When Brooke Axtell was a child, her nanny took her to the basement of a strange house and sold her to men who raped her.
Last night, 27 years after being trafficked, she became the face of an awards show’s push against domestic violence, speaking at the Grammys before an audience of millions.
“Authentic love does not devalue another human being. Authentic love does not silence, shame or abuse,” Axtell said in a spoken-word piece that introduced Katy Perry’s stripped-down rendition of “By the Grace of God.”
“Please reach out for help,” Axtell implored. “Your voice will save you.”
Axtell’s speech, which followed a video public-service announcement about rape from President Obama, lasted less than two minutes — a brief blip in the glitz of the three-hour event. But for Axtell, a longtime activist against sexual violence, it’s the latest and most high-profile achievement of her life’s work.
Axtell’s experience with sexual abuse began when she was 7 years old. Her mother was hospitalized and her father traveled for his job, so she was cared for by a succession of nannies, among them a young seminarian she calls “Jim.”
In a piece titled “What I Know of Silence,” written for an anthology of women’s writing in 2012, Axtell recounts in graphic detail how Jim abused and threatened her.
“Jim tied me up and called me a whore. He gave me to other men who pay to rape little girls and film it for their private pornography collections,” she wrote.
The essay goes on to describes the basement where she was trafficked, furnished with a cot, a cage, chains and a camera, and the shame she felt for what happened there. Even after Jim left, that shame kept her from reporting him.
Axtell carried the secret of her abuse into adulthood, when she again became a victim of sexual violence — this time at the hands of her boyfriend.
“I was terrified of him, and ashamed I was in this position,” she said in her speech at the Grammys. “I believed my compassion could restore him and our relationship. … But my compassion was incomplete because it did not include me.”
It wasn’t until her boyfriend threatened to kill her that Axtell sought help. She told the story of her abuse to her mother, who connected her with a local domestic violence shelter.
“This conversation saved my life,” Axtell said.

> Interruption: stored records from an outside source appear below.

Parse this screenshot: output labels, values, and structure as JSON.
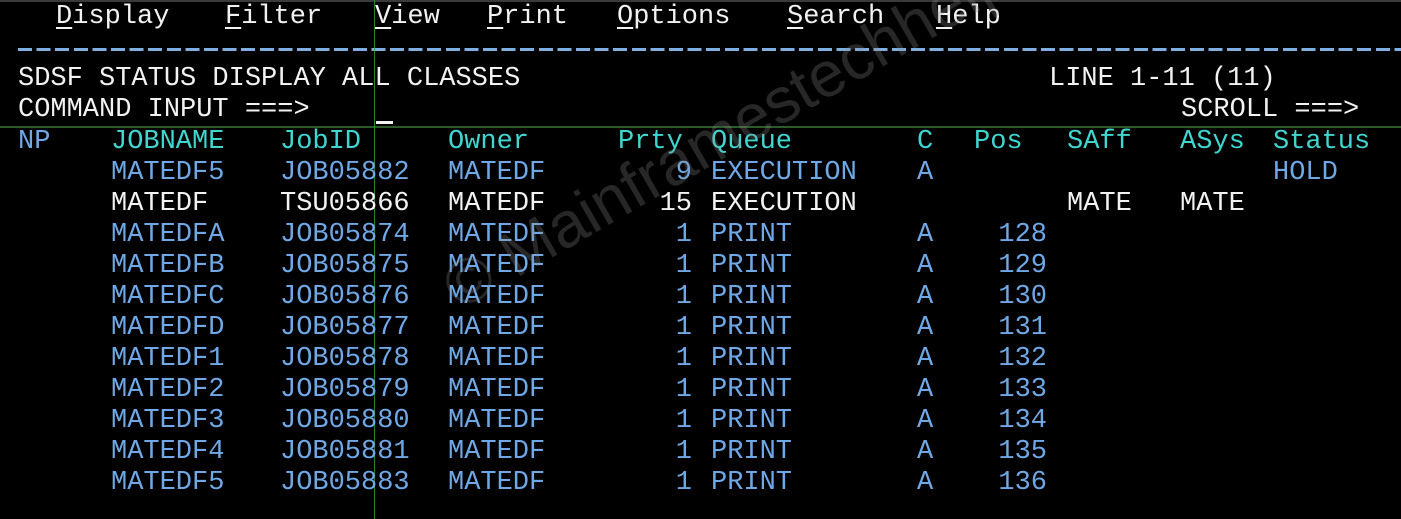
{
  "menu": [
    {
      "hotkey": "D",
      "rest": "isplay"
    },
    {
      "hotkey": "F",
      "rest": "ilter"
    },
    {
      "hotkey": "V",
      "rest": "iew"
    },
    {
      "hotkey": "P",
      "rest": "rint"
    },
    {
      "hotkey": "O",
      "rest": "ptions"
    },
    {
      "hotkey": "S",
      "rest": "earch"
    },
    {
      "hotkey": "H",
      "rest": "elp"
    }
  ],
  "panel": {
    "title": "SDSF STATUS DISPLAY ALL CLASSES",
    "line_info": "LINE 1-11 (11)",
    "command_label": "COMMAND INPUT ===>",
    "command_value": "",
    "scroll_label": "SCROLL ===>",
    "scroll_value": ""
  },
  "table": {
    "columns": [
      "NP",
      "JOBNAME",
      "JobID",
      "Owner",
      "Prty",
      "Queue",
      "C",
      "Pos",
      "SAff",
      "ASys",
      "Status"
    ],
    "rows": [
      {
        "np": "",
        "jobname": "MATEDF5",
        "jobid": "JOB05882",
        "owner": "MATEDF",
        "prty": "9",
        "queue": "EXECUTION",
        "c": "A",
        "pos": "",
        "saff": "",
        "asys": "",
        "status": "HOLD",
        "highlight": false
      },
      {
        "np": "",
        "jobname": "MATEDF",
        "jobid": "TSU05866",
        "owner": "MATEDF",
        "prty": "15",
        "queue": "EXECUTION",
        "c": "",
        "pos": "",
        "saff": "MATE",
        "asys": "MATE",
        "status": "",
        "highlight": true
      },
      {
        "np": "",
        "jobname": "MATEDFA",
        "jobid": "JOB05874",
        "owner": "MATEDF",
        "prty": "1",
        "queue": "PRINT",
        "c": "A",
        "pos": "128",
        "saff": "",
        "asys": "",
        "status": "",
        "highlight": false
      },
      {
        "np": "",
        "jobname": "MATEDFB",
        "jobid": "JOB05875",
        "owner": "MATEDF",
        "prty": "1",
        "queue": "PRINT",
        "c": "A",
        "pos": "129",
        "saff": "",
        "asys": "",
        "status": "",
        "highlight": false
      },
      {
        "np": "",
        "jobname": "MATEDFC",
        "jobid": "JOB05876",
        "owner": "MATEDF",
        "prty": "1",
        "queue": "PRINT",
        "c": "A",
        "pos": "130",
        "saff": "",
        "asys": "",
        "status": "",
        "highlight": false
      },
      {
        "np": "",
        "jobname": "MATEDFD",
        "jobid": "JOB05877",
        "owner": "MATEDF",
        "prty": "1",
        "queue": "PRINT",
        "c": "A",
        "pos": "131",
        "saff": "",
        "asys": "",
        "status": "",
        "highlight": false
      },
      {
        "np": "",
        "jobname": "MATEDF1",
        "jobid": "JOB05878",
        "owner": "MATEDF",
        "prty": "1",
        "queue": "PRINT",
        "c": "A",
        "pos": "132",
        "saff": "",
        "asys": "",
        "status": "",
        "highlight": false
      },
      {
        "np": "",
        "jobname": "MATEDF2",
        "jobid": "JOB05879",
        "owner": "MATEDF",
        "prty": "1",
        "queue": "PRINT",
        "c": "A",
        "pos": "133",
        "saff": "",
        "asys": "",
        "status": "",
        "highlight": false
      },
      {
        "np": "",
        "jobname": "MATEDF3",
        "jobid": "JOB05880",
        "owner": "MATEDF",
        "prty": "1",
        "queue": "PRINT",
        "c": "A",
        "pos": "134",
        "saff": "",
        "asys": "",
        "status": "",
        "highlight": false
      },
      {
        "np": "",
        "jobname": "MATEDF4",
        "jobid": "JOB05881",
        "owner": "MATEDF",
        "prty": "1",
        "queue": "PRINT",
        "c": "A",
        "pos": "135",
        "saff": "",
        "asys": "",
        "status": "",
        "highlight": false
      },
      {
        "np": "",
        "jobname": "MATEDF5",
        "jobid": "JOB05883",
        "owner": "MATEDF",
        "prty": "1",
        "queue": "PRINT",
        "c": "A",
        "pos": "136",
        "saff": "",
        "asys": "",
        "status": "",
        "highlight": false
      }
    ]
  },
  "watermark": "© Mainframestechhelp",
  "colors": {
    "background": "#000000",
    "text_white": "#f2f2f2",
    "text_blue": "#6fa8e6",
    "header_turquoise": "#3fd6d0",
    "separator_blue": "#7faee0",
    "guide_green": "#2f9a2f"
  }
}
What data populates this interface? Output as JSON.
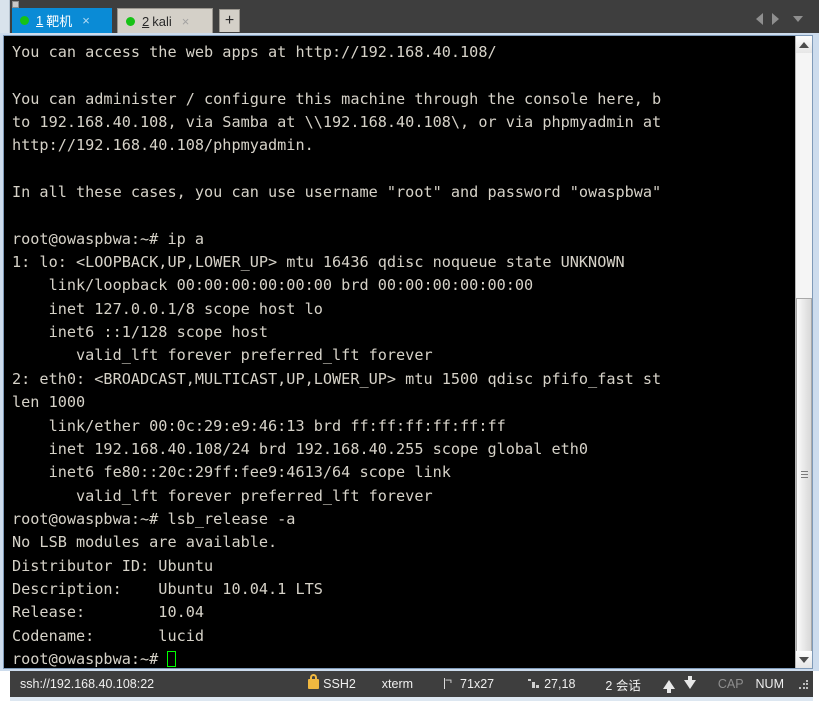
{
  "window": {
    "tabs": [
      {
        "number": "1",
        "label": "靶机",
        "active": true,
        "status_dot_color": "#16c216",
        "close_label": "×"
      },
      {
        "number": "2",
        "label": "kali",
        "active": false,
        "status_dot_color": "#16c216",
        "close_label": "×"
      }
    ],
    "new_tab_label": "+",
    "nav": {
      "prev": "◀",
      "next": "▶",
      "list": "▾"
    }
  },
  "terminal": {
    "foreground": "#d6d2c8",
    "background": "#000000",
    "cursor_color": "#00ff00",
    "lines": [
      "You can access the web apps at http://192.168.40.108/",
      "",
      "You can administer / configure this machine through the console here, b",
      "to 192.168.40.108, via Samba at \\\\192.168.40.108\\, or via phpmyadmin at",
      "http://192.168.40.108/phpmyadmin.",
      "",
      "In all these cases, you can use username \"root\" and password \"owaspbwa\"",
      "",
      "root@owaspbwa:~# ip a",
      "1: lo: <LOOPBACK,UP,LOWER_UP> mtu 16436 qdisc noqueue state UNKNOWN",
      "    link/loopback 00:00:00:00:00:00 brd 00:00:00:00:00:00",
      "    inet 127.0.0.1/8 scope host lo",
      "    inet6 ::1/128 scope host",
      "       valid_lft forever preferred_lft forever",
      "2: eth0: <BROADCAST,MULTICAST,UP,LOWER_UP> mtu 1500 qdisc pfifo_fast st",
      "len 1000",
      "    link/ether 00:0c:29:e9:46:13 brd ff:ff:ff:ff:ff:ff",
      "    inet 192.168.40.108/24 brd 192.168.40.255 scope global eth0",
      "    inet6 fe80::20c:29ff:fee9:4613/64 scope link",
      "       valid_lft forever preferred_lft forever",
      "root@owaspbwa:~# lsb_release -a",
      "No LSB modules are available.",
      "Distributor ID: Ubuntu",
      "Description:    Ubuntu 10.04.1 LTS",
      "Release:        10.04",
      "Codename:       lucid"
    ],
    "prompt": "root@owaspbwa:~# "
  },
  "scrollbar": {
    "up_label": "▲",
    "down_label": "▼"
  },
  "statusbar": {
    "url": "ssh://192.168.40.108:22",
    "protocol": "SSH2",
    "emulation": "xterm",
    "size": "71x27",
    "cursor_pos": "27,18",
    "sessions": "2 会话",
    "cap": "CAP",
    "num": "NUM"
  }
}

In “What I Know of Silence,” Axtell describes the role art played in helping her recover from her experiences. A singer and poet, she has released three albums and two collections of poetry.
Art, she told Salon, is what made her a survivor, not a victim.
“When we express our creativity, we have the power to decide how we will relate to our trauma and the story we will tell about our lives,” she said.
After attending a recovery group for survivors of childhood sexual abuse, Axtell decided to start speaking openly about her experience.
“I sensed that if I could draw pictures of the abuse, write about the abuse, and bring every trace of shame into the light, it could not destroy me,” she wrote in “What I Know of Silence.”
Axtell went on to found Survivors Healing and Empowerment, a support group for victims of sexual violence, and became a speaker for the Rape, Abuse and Incest National Network. She also started working with SafePlace, a domestic violence shelter in her hometown of Austin. That’s where Grammys executive producer Ken Ehrlich heard about Axtell’s activism.
“Ken said they want to find ways to not only honor the creative work of their musicians and performing artists, but also to give them a platform to speak about issues that are important to them,” Axtell said in an interview with Slate.
After putting a spotlight on marriage equality during last year’s ceremony, when Queen Latifah officiated a mass wedding of 33 same-sex coupleswhile Macklemore performed “Same Love,” Ehrlich wanted to focus this year’s show on violence against women.
“By the Grace of God,” the song Ehrlich chose to pair with Axtell’s speech, is not explicitly about domestic violence. Though Perry said she contemplated suicide after her breakup with Russell Brand, whom the song is about, she has never described their relationship as abusive.
But for domestic violence survivors like Axtell, Perry’s lyrics — “And I looked in the mirror and decided to stay/Wasn’t gonna let love take me out that way” — could easily be interpreted as an anthem.
A note from me: Personally I am blown away that key figures are now standing up for to end Domestic Abuse. Here in the Hills Domestic Violence is just as prevalent as it is in lower socio-economic suburbs – it’s just more hidden. Please add your voice to the cause. Never excuse or ignore abuse. If you know of someone who is at risk, support them and call the Police if necessary. Trust me, it is happening all around you.